What you should do
Using the records below, filter out every line that lacks "selected" and copy the rest.

Input
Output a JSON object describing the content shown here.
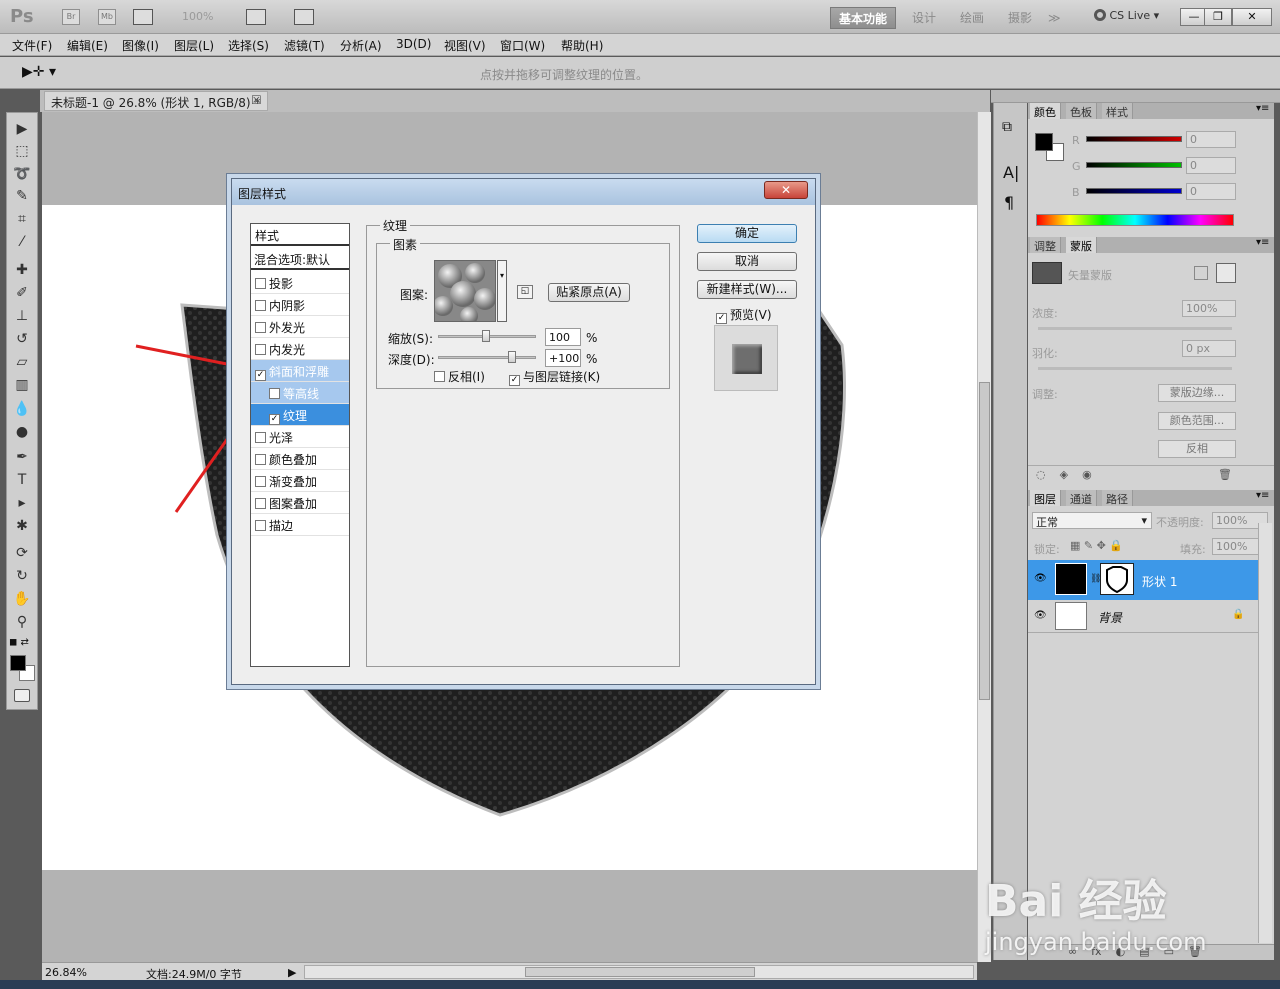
{
  "app": {
    "logo": "Ps",
    "title_icons": [
      "Br",
      "Mb"
    ],
    "zoom": "100%",
    "workspaces": [
      {
        "label": "基本功能",
        "active": true
      },
      {
        "label": "设计",
        "active": false
      },
      {
        "label": "绘画",
        "active": false
      },
      {
        "label": "摄影",
        "active": false
      }
    ],
    "more": "≫",
    "cs_live": "CS Live",
    "window_buttons": [
      "—",
      "❐",
      "✕"
    ]
  },
  "menu": [
    "文件(F)",
    "编辑(E)",
    "图像(I)",
    "图层(L)",
    "选择(S)",
    "滤镜(T)",
    "分析(A)",
    "3D(D)",
    "视图(V)",
    "窗口(W)",
    "帮助(H)"
  ],
  "options_bar": {
    "hint": "点按并拖移可调整纹理的位置。"
  },
  "document": {
    "tab_title": "未标题-1 @ 26.8% (形状 1, RGB/8) *",
    "tab_close": "☒",
    "zoom": "26.84%",
    "doc_info": "文档:24.9M/0 字节"
  },
  "dialog": {
    "title": "图层样式",
    "close": "✕",
    "styles_header": "样式",
    "blend_options": "混合选项:默认",
    "styles": [
      {
        "label": "投影",
        "checked": false,
        "state": "none",
        "indent": false
      },
      {
        "label": "内阴影",
        "checked": false,
        "state": "none",
        "indent": false
      },
      {
        "label": "外发光",
        "checked": false,
        "state": "none",
        "indent": false
      },
      {
        "label": "内发光",
        "checked": false,
        "state": "none",
        "indent": false
      },
      {
        "label": "斜面和浮雕",
        "checked": true,
        "state": "parent",
        "indent": false
      },
      {
        "label": "等高线",
        "checked": false,
        "state": "parent",
        "indent": true
      },
      {
        "label": "纹理",
        "checked": true,
        "state": "selected",
        "indent": true
      },
      {
        "label": "光泽",
        "checked": false,
        "state": "none",
        "indent": false
      },
      {
        "label": "颜色叠加",
        "checked": false,
        "state": "none",
        "indent": false
      },
      {
        "label": "渐变叠加",
        "checked": false,
        "state": "none",
        "indent": false
      },
      {
        "label": "图案叠加",
        "checked": false,
        "state": "none",
        "indent": false
      },
      {
        "label": "描边",
        "checked": false,
        "state": "none",
        "indent": false
      }
    ],
    "section_title": "纹理",
    "group_title": "图素",
    "pattern_label": "图案:",
    "snap_button": "贴紧原点(A)",
    "scale_label": "缩放(S):",
    "scale_value": "100",
    "scale_unit": "%",
    "depth_label": "深度(D):",
    "depth_value": "+100",
    "depth_unit": "%",
    "invert": {
      "label": "反相(I)",
      "checked": false
    },
    "link": {
      "label": "与图层链接(K)",
      "checked": true
    },
    "ok": "确定",
    "cancel": "取消",
    "new_style": "新建样式(W)...",
    "preview": {
      "label": "预览(V)",
      "checked": true
    }
  },
  "color_panel": {
    "tabs": [
      "颜色",
      "色板",
      "样式"
    ],
    "channels": [
      {
        "name": "R",
        "value": "0"
      },
      {
        "name": "G",
        "value": "0"
      },
      {
        "name": "B",
        "value": "0"
      }
    ]
  },
  "mask_panel": {
    "tabs": [
      "调整",
      "蒙版"
    ],
    "title": "矢量蒙版",
    "density_label": "浓度:",
    "density_value": "100%",
    "feather_label": "羽化:",
    "feather_value": "0 px",
    "adjust_label": "调整:",
    "buttons": [
      "蒙版边缘...",
      "颜色范围...",
      "反相"
    ]
  },
  "layers_panel": {
    "tabs": [
      "图层",
      "通道",
      "路径"
    ],
    "blend_mode": "正常",
    "opacity_label": "不透明度:",
    "opacity_value": "100%",
    "lock_label": "锁定:",
    "fill_label": "填充:",
    "fill_value": "100%",
    "layers": [
      {
        "name": "形状 1",
        "selected": true,
        "locked": false
      },
      {
        "name": "背景",
        "selected": false,
        "locked": true
      }
    ],
    "footer_icons": [
      "∞",
      "fx",
      "◐",
      "▤",
      "▭",
      "🗑"
    ]
  },
  "watermark": {
    "brand": "Bai 经验",
    "url": "jingyan.baidu.com"
  }
}
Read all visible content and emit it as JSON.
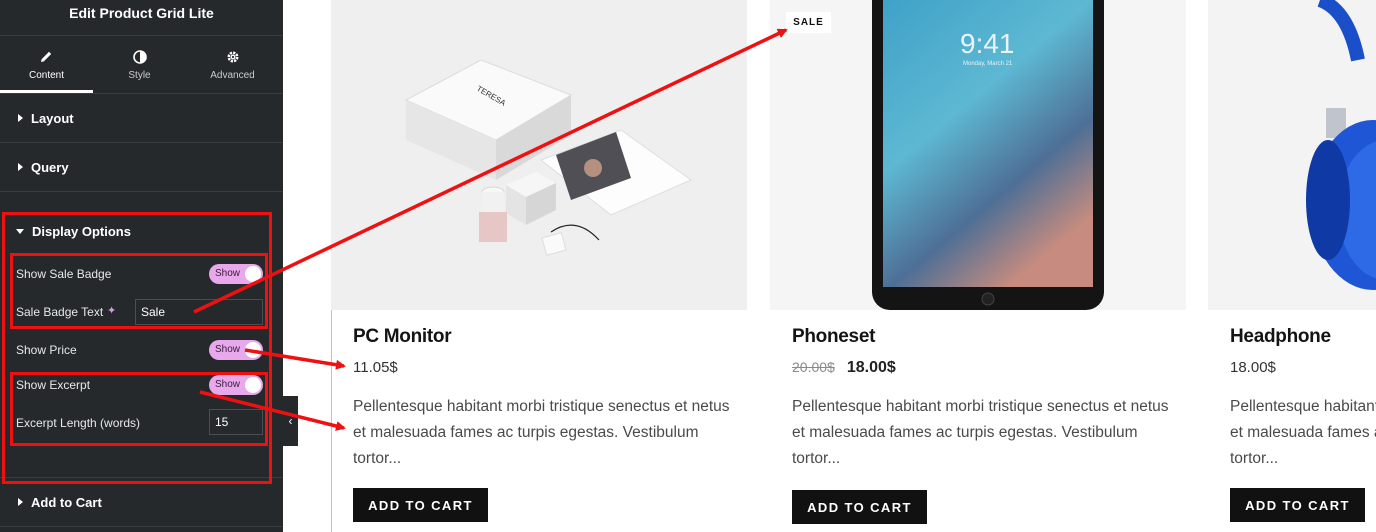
{
  "sidebar": {
    "title": "Edit Product Grid Lite",
    "tabs": [
      {
        "label": "Content",
        "icon": "pencil-icon"
      },
      {
        "label": "Style",
        "icon": "contrast-icon"
      },
      {
        "label": "Advanced",
        "icon": "gear-icon"
      }
    ],
    "sections": {
      "layout": "Layout",
      "query": "Query",
      "display_options": "Display Options",
      "add_to_cart": "Add to Cart"
    },
    "controls": {
      "show_sale_badge": {
        "label": "Show Sale Badge",
        "value": "Show"
      },
      "sale_badge_text": {
        "label": "Sale Badge Text",
        "value": "Sale"
      },
      "show_price": {
        "label": "Show Price",
        "value": "Show"
      },
      "show_excerpt": {
        "label": "Show Excerpt",
        "value": "Show"
      },
      "excerpt_length": {
        "label": "Excerpt Length (words)",
        "value": "15"
      }
    },
    "collapse_glyph": "‹"
  },
  "products": [
    {
      "name": "PC Monitor",
      "price": "11.05$",
      "old_price": "",
      "description": "Pellentesque habitant morbi tristique senectus et netus et malesuada fames ac turpis egestas. Vestibulum tortor...",
      "button": "ADD TO CART",
      "sale_badge": ""
    },
    {
      "name": "Phoneset",
      "price": "18.00$",
      "old_price": "20.00$",
      "description": "Pellentesque habitant morbi tristique senectus et netus et malesuada fames ac turpis egestas. Vestibulum tortor...",
      "button": "ADD TO CART",
      "sale_badge": "SALE",
      "screen_time": "9:41",
      "screen_date": "Monday, March 21"
    },
    {
      "name": "Headphone",
      "price": "18.00$",
      "old_price": "",
      "description": "Pellentesque habitant morbi tristique senectus et netus et malesuada fames ac turpis egestas. Vestibulum tortor...",
      "button": "ADD TO CART",
      "sale_badge": ""
    }
  ],
  "colors": {
    "sidebar_bg": "#26292c",
    "toggle_on": "#e8a9ec",
    "annotation_red": "#ee1111",
    "button_bg": "#111111"
  }
}
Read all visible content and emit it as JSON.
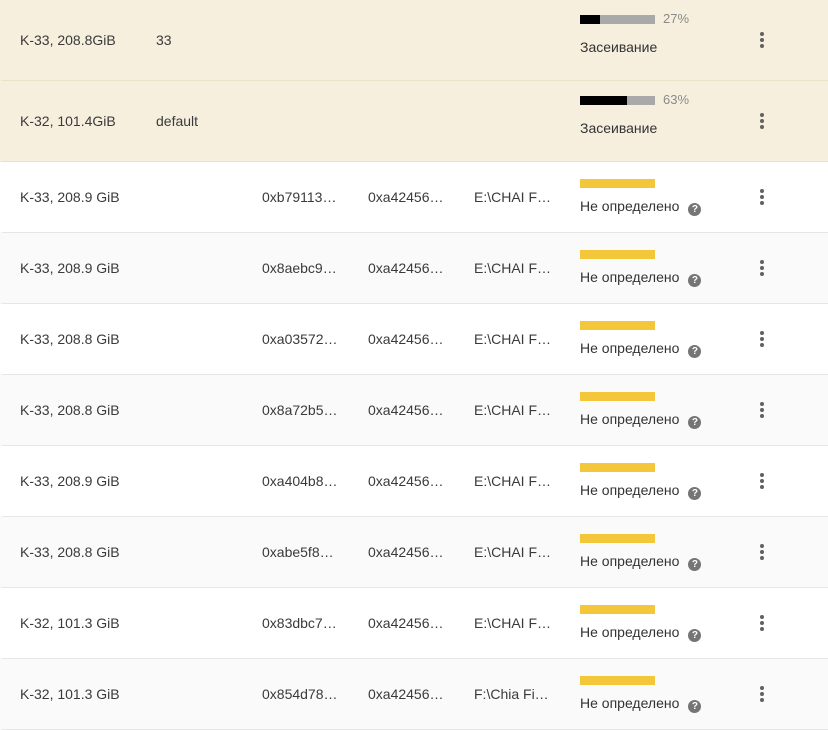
{
  "icons": {
    "menu": "more-vert-icon",
    "help": "help-circle-icon"
  },
  "colors": {
    "plotting_row_bg": "#f6efde",
    "progress_fill": "#000000",
    "progress_track": "#a9a9a9",
    "unknown_bar": "#f4c63a"
  },
  "plotting": [
    {
      "size": "K-33, 208.8GiB",
      "queue": "33",
      "progress": 27,
      "progress_label": "27%",
      "status": "Засеивание"
    },
    {
      "size": "K-32, 101.4GiB",
      "queue": "default",
      "progress": 63,
      "progress_label": "63%",
      "status": "Засеивание"
    }
  ],
  "plots": [
    {
      "size": "K-33, 208.9 GiB",
      "farmer_key": "0xb79113…",
      "pool_key": "0xa42456…",
      "path": "E:\\CHAI F…",
      "status": "Не определено",
      "help": "?"
    },
    {
      "size": "K-33, 208.9 GiB",
      "farmer_key": "0x8aebc9…",
      "pool_key": "0xa42456…",
      "path": "E:\\CHAI F…",
      "status": "Не определено",
      "help": "?"
    },
    {
      "size": "K-33, 208.8 GiB",
      "farmer_key": "0xa03572…",
      "pool_key": "0xa42456…",
      "path": "E:\\CHAI F…",
      "status": "Не определено",
      "help": "?"
    },
    {
      "size": "K-33, 208.8 GiB",
      "farmer_key": "0x8a72b5…",
      "pool_key": "0xa42456…",
      "path": "E:\\CHAI F…",
      "status": "Не определено",
      "help": "?"
    },
    {
      "size": "K-33, 208.9 GiB",
      "farmer_key": "0xa404b8…",
      "pool_key": "0xa42456…",
      "path": "E:\\CHAI F…",
      "status": "Не определено",
      "help": "?"
    },
    {
      "size": "K-33, 208.8 GiB",
      "farmer_key": "0xabe5f8…",
      "pool_key": "0xa42456…",
      "path": "E:\\CHAI F…",
      "status": "Не определено",
      "help": "?"
    },
    {
      "size": "K-32, 101.3 GiB",
      "farmer_key": "0x83dbc7…",
      "pool_key": "0xa42456…",
      "path": "E:\\CHAI F…",
      "status": "Не определено",
      "help": "?"
    },
    {
      "size": "K-32, 101.3 GiB",
      "farmer_key": "0x854d78…",
      "pool_key": "0xa42456…",
      "path": "F:\\Chia Fi…",
      "status": "Не определено",
      "help": "?"
    }
  ]
}
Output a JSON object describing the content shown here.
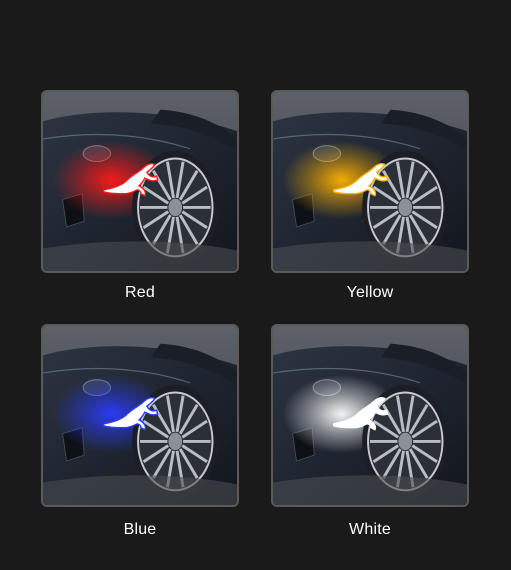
{
  "variants": [
    {
      "label": "Red",
      "glow_color": "#ff1a1a"
    },
    {
      "label": "Yellow",
      "glow_color": "#ffb300"
    },
    {
      "label": "Blue",
      "glow_color": "#2a3cff"
    },
    {
      "label": "White",
      "glow_color": "#ffffff"
    }
  ],
  "icons": {
    "car": "car-illustration",
    "gecko": "gecko-decal-icon"
  }
}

Reply to the task
        "state": "selected",
        "selected": true,
        "selected": false,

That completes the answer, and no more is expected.